After returning to Red Wing for a time after the war, Nadeau married and she and her husband, Byron, moved to New London in 1954. They raised their four daughters there.
Saying thank you now
McGuire said women like her mother were "paving a new way" through their service in WWII.
"It's because of you we all get to serve," said Tara Bauer, Chaplin with the 934th Airlift Wing in Minneapolis. Bauer joined the Grand Forks Air Base Honor Guard to honor Nadeau and led the group in prayer.
"Thank you for your service," said Bauer, gently grasping Nadeau's hands.
Bauer, who commanded platoons made up of men prior to being an Air Force chaplain, assured Nadeau that "things have changed" and it was because of women like Nadeau.
When women returned home after World War II ended, they usually kept mum about their service.
"You were kind of ashamed," said Nadeau.
She never talked about her role in the war and McGuire said she wasn't even aware he mother had a uniform and medals until it was lost in a fire several years ago.
Since then she's been gathering her mother's stories and mementos and making sure her service is recognized and honored.
Nadeau wanted to make sure preparations were made in advance of her eventual passing, which promoted McGuire to start looking for an all-female honor guard that would be available when that time comes.
When she reached Sgt. Rose, however, McGuire was told that the honor guard wanted to honor and thank her mother now and that she would bring an all-female group to New London to do just that.
It was a way for the women to give something back to a female veteran who helped change the role of women in the military today, said Rose, program manager for the Grand Forks Air Force Base Honor Guard.
Staff Sgt. Alexandra Crawley, Grand Forks Air Force Base Honor Guard non-commissioned officer in charge, said it's "very rare" to have an all-female honor guard and even more rare to conduct a service for a living veteran, especially a World War II female veteran.
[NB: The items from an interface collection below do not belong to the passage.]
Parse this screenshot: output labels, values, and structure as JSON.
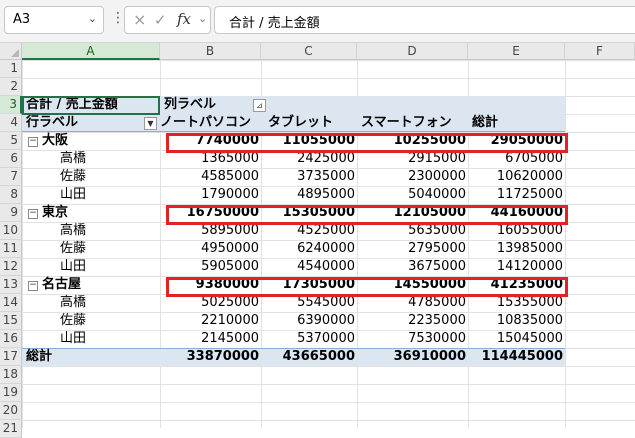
{
  "formula_bar": {
    "name_box": "A3",
    "cancel_icon": "×",
    "enter_icon": "✓",
    "fx_label": "fx",
    "formula": "合計 / 売上金額"
  },
  "columns": [
    "A",
    "B",
    "C",
    "D",
    "E",
    "F"
  ],
  "rows": [
    "1",
    "2",
    "3",
    "4",
    "5",
    "6",
    "7",
    "8",
    "9",
    "10",
    "11",
    "12",
    "13",
    "14",
    "15",
    "16",
    "17",
    "18",
    "19",
    "20",
    "21"
  ],
  "pivot": {
    "value_label": "合計 / 売上金額",
    "col_label": "列ラベル",
    "row_label": "行ラベル",
    "headers": [
      "ノートパソコン",
      "タブレット",
      "スマートフォン",
      "総計"
    ],
    "groups": [
      {
        "name": "大阪",
        "toggle": "⊟",
        "values": [
          "7740000",
          "11055000",
          "10255000",
          "29050000"
        ],
        "children": [
          {
            "name": "高橋",
            "values": [
              "1365000",
              "2425000",
              "2915000",
              "6705000"
            ]
          },
          {
            "name": "佐藤",
            "values": [
              "4585000",
              "3735000",
              "2300000",
              "10620000"
            ]
          },
          {
            "name": "山田",
            "values": [
              "1790000",
              "4895000",
              "5040000",
              "11725000"
            ]
          }
        ]
      },
      {
        "name": "東京",
        "toggle": "⊟",
        "values": [
          "16750000",
          "15305000",
          "12105000",
          "44160000"
        ],
        "children": [
          {
            "name": "高橋",
            "values": [
              "5895000",
              "4525000",
              "5635000",
              "16055000"
            ]
          },
          {
            "name": "佐藤",
            "values": [
              "4950000",
              "6240000",
              "2795000",
              "13985000"
            ]
          },
          {
            "name": "山田",
            "values": [
              "5905000",
              "4540000",
              "3675000",
              "14120000"
            ]
          }
        ]
      },
      {
        "name": "名古屋",
        "toggle": "⊟",
        "values": [
          "9380000",
          "17305000",
          "14550000",
          "41235000"
        ],
        "children": [
          {
            "name": "高橋",
            "values": [
              "5025000",
              "5545000",
              "4785000",
              "15355000"
            ]
          },
          {
            "name": "佐藤",
            "values": [
              "2210000",
              "6390000",
              "2235000",
              "10835000"
            ]
          },
          {
            "name": "山田",
            "values": [
              "2145000",
              "5370000",
              "7530000",
              "15045000"
            ]
          }
        ]
      }
    ],
    "grand_total": {
      "name": "総計",
      "values": [
        "33870000",
        "43665000",
        "36910000",
        "114445000"
      ]
    }
  },
  "colors": {
    "header_band": "#dce6f1",
    "highlight": "#e02424",
    "selection": "#217346"
  }
}
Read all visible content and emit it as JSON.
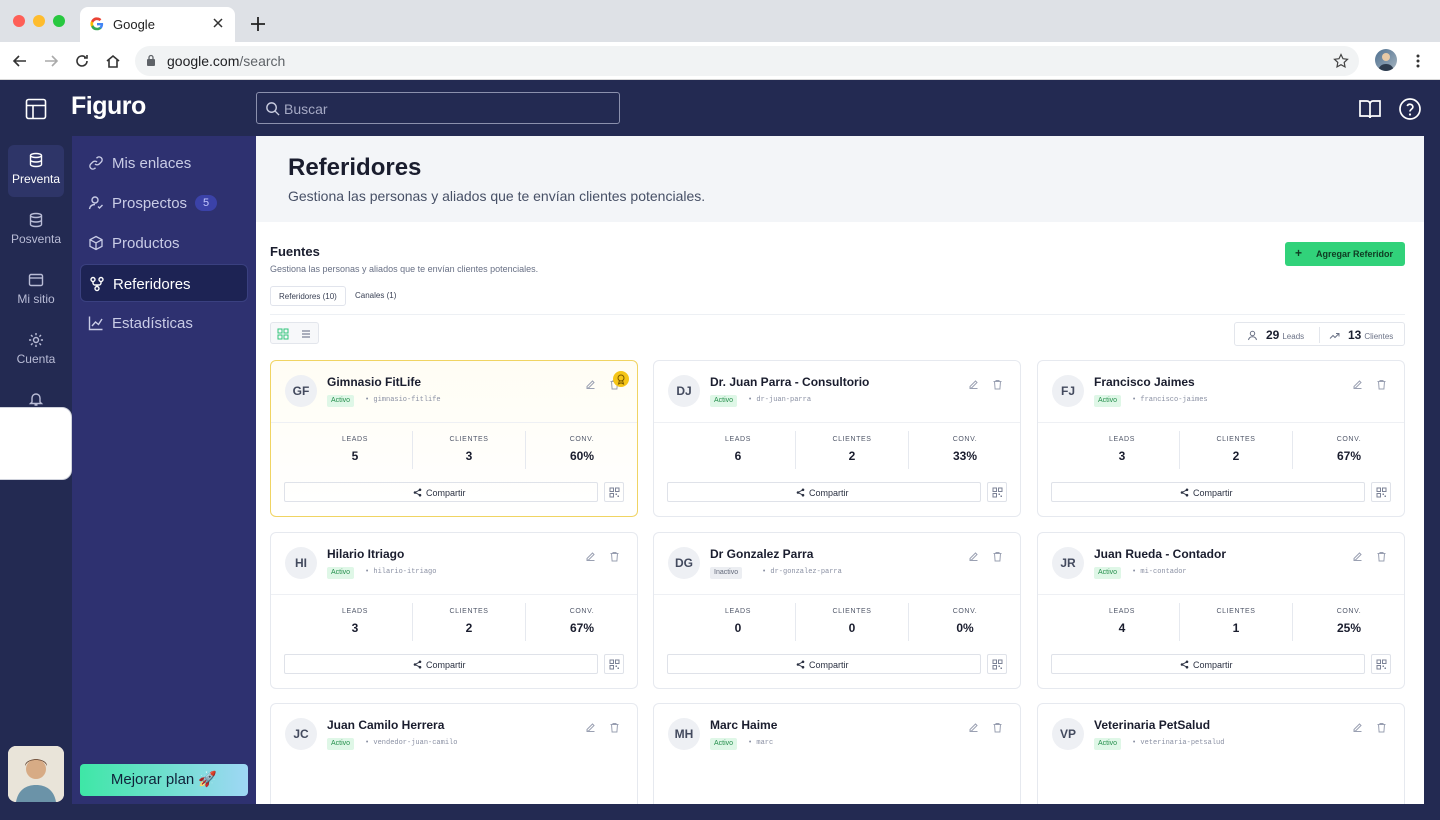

It's the first time that she's aware of that a request for the honor guard had been made for a woman who served in World War II, said Crawley.
"We don't always want it to be a sad moment," said Crawley. "We want them to know we're doing this for them."
Crawley said she and the other women in the honor guard were touched to hear about Nadeau's service and how female World War II veterans stayed "in the shadows" when they returned home.
Rose and Crawley were reluctant to talk about their roles in the honor guard and stressed that all eyes should be on Nadeau and other veterans.
Crawley said the message she wants women veterans to hear is that the female military members today are "continuing their legacy. Always."